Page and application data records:
▬▬▬▬▬▬▬▬▬▬

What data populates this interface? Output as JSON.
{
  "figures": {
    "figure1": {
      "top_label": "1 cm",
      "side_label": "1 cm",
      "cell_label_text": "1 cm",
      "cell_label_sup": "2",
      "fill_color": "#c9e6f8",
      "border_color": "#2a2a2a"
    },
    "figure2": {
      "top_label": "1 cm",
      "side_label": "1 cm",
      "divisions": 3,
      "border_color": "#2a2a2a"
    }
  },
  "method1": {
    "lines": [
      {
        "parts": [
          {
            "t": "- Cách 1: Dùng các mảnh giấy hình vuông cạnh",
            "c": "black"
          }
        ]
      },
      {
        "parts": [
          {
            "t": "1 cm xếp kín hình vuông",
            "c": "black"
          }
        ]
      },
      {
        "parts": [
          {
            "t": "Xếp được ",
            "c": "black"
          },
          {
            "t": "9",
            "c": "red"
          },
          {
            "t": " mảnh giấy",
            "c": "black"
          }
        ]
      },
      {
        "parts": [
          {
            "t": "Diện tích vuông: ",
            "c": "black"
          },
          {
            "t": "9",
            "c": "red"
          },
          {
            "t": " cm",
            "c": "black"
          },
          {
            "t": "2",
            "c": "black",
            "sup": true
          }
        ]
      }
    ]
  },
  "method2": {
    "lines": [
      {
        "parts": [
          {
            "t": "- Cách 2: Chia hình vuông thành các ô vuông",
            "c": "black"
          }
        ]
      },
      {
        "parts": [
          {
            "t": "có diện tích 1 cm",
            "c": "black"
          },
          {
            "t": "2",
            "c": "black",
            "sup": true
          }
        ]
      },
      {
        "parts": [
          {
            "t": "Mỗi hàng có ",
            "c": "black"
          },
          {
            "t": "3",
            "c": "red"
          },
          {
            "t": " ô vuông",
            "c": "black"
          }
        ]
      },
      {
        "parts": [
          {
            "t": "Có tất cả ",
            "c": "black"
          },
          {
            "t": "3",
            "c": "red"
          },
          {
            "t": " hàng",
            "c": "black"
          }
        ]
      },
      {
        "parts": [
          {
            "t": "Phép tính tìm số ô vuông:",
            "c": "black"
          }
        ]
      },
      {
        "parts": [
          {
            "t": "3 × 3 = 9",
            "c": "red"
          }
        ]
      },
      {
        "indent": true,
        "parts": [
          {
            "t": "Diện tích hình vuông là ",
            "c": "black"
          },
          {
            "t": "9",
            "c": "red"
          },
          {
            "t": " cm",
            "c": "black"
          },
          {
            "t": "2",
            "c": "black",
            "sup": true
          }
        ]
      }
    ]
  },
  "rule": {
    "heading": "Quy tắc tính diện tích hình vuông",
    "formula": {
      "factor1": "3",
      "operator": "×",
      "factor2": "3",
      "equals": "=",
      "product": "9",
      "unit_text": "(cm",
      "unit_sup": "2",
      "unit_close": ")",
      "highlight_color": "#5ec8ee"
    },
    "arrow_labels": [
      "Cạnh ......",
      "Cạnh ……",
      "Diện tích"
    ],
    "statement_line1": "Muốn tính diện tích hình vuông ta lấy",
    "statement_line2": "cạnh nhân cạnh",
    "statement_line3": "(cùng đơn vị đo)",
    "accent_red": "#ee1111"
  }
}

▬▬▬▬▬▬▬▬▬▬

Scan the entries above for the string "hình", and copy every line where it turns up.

            "t": "- Cách 1: Dùng các mảnh giấy hình vuông cạnh",
            "t": "1 cm xếp kín hình vuông",
            "t": "- Cách 2: Chia hình vuông thành các ô vuông",
            "t": "Diện tích hình vuông là ",
    "heading": "Quy tắc tính diện tích hình vuông",
    "statement_line1": "Muốn tính diện tích hình vuông ta lấy",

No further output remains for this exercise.